Which heating and cooling options are right for your new home? – Part 1

With the depths of the gloomy winter months now well and truly upon us, the importance of having sufficient, preferably instant heat in our homes is all too real. It’s as though we completely forget how cold it gets every year!

As a kid, I can recall vying for the best spot in front of the gas wall furnace in our single-brick converted-garage-come-family-room, or in front of the combustion wood heater that occupied the lounge room – our only two forms of heating. My parents would have a similar memory when they were kids – of the wood fireplace, at least.

Of course, winter in Sydney is not so tough in comparison to our south-of-the-border neighbours’, who had a rude awakening to a 1.7-degree celsius morning recently – and it was still Autumn!

Likewise, cooling and good airflow through your home during those sweltering summer months can be vital to your comfort, especially impacting how well you sleep.

Unlike past decades when we had very few options, choosing the right heating and cooling system today can be a challenging task. With energy costs on the rise, energy efficiency a large focus and heating and cooling making up about 40% of household running costs, it’s important to make the right choice for your lifestyle and budget. 

Let’s take a quick look at what’s available.

 

Gas Ducted Heating

This is one of the more common systems, especially in homes built between 10 and 30 years ago. Before houses were built on concrete slabs, gas heating ducts were installed under the flooring. One might argue this was more efficient than the ceiling duct method used these days. Because hot air always rises, releasing heat at ceiling level means it mostly hangs out there, not where you need it at ground level. 

It still does the job but if your home has airy 7-metre high ceilings, it’s probably not going to be efficient or a sufficient way to heat your home.

 

Split System (Reverse Cycle) Air-conditioning Units

Another popular option is individual air-conditioners like split systems which provide heating and cooling. Each unit has an external condenser unit and an internal wall-mounted air distributor. Depending on the unit, the kW size in relation to the size of the area it’s servicing and the manner in which you use it, it can be very cost-efficient. 

If you’re the type to run it at 32 degrees all winter and 18 degrees all summer, not only should you consider moving to the northern hemisphere where the seasons are more aligned, you’re also in for some expensive bill surprises!

If used for a couple of hours a day at no lower than 24-25 degrees on cool in summer, and around 20-21 degrees heat in winter, it should cost you somewhere between $40-$150 a year.

Unfortunately, split system units can be an eyesore and have the potential to ruin the aesthetics of your luxury Merit Home.

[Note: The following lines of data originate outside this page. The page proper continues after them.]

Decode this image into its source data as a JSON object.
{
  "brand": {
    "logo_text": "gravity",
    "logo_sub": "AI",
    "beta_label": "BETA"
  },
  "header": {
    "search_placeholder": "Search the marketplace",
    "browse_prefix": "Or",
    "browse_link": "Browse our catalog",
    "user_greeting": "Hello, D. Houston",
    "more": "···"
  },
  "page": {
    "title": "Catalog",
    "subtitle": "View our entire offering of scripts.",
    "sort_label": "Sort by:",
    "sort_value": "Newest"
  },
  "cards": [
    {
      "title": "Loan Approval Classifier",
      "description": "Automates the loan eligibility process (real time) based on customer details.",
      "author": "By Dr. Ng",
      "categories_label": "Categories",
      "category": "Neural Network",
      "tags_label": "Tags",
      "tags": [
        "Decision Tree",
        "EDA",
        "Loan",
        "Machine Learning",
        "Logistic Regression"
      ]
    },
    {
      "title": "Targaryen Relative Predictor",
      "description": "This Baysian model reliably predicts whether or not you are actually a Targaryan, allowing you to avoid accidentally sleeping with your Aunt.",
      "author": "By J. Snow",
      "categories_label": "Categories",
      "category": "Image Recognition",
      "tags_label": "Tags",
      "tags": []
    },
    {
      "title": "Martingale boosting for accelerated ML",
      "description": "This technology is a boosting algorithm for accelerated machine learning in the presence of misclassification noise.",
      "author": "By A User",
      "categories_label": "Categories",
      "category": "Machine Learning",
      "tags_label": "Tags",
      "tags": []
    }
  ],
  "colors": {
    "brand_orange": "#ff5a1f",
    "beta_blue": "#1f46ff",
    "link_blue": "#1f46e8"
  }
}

Fortunately, the same type of unit can be recessed into a bulkhead, showing only a grill or air vent. Very sleek!

In part 2 of this article, we’ll go into some more recently developed heating and cooling systems, as well as some basic design methods to ensure maximum energy efficiency.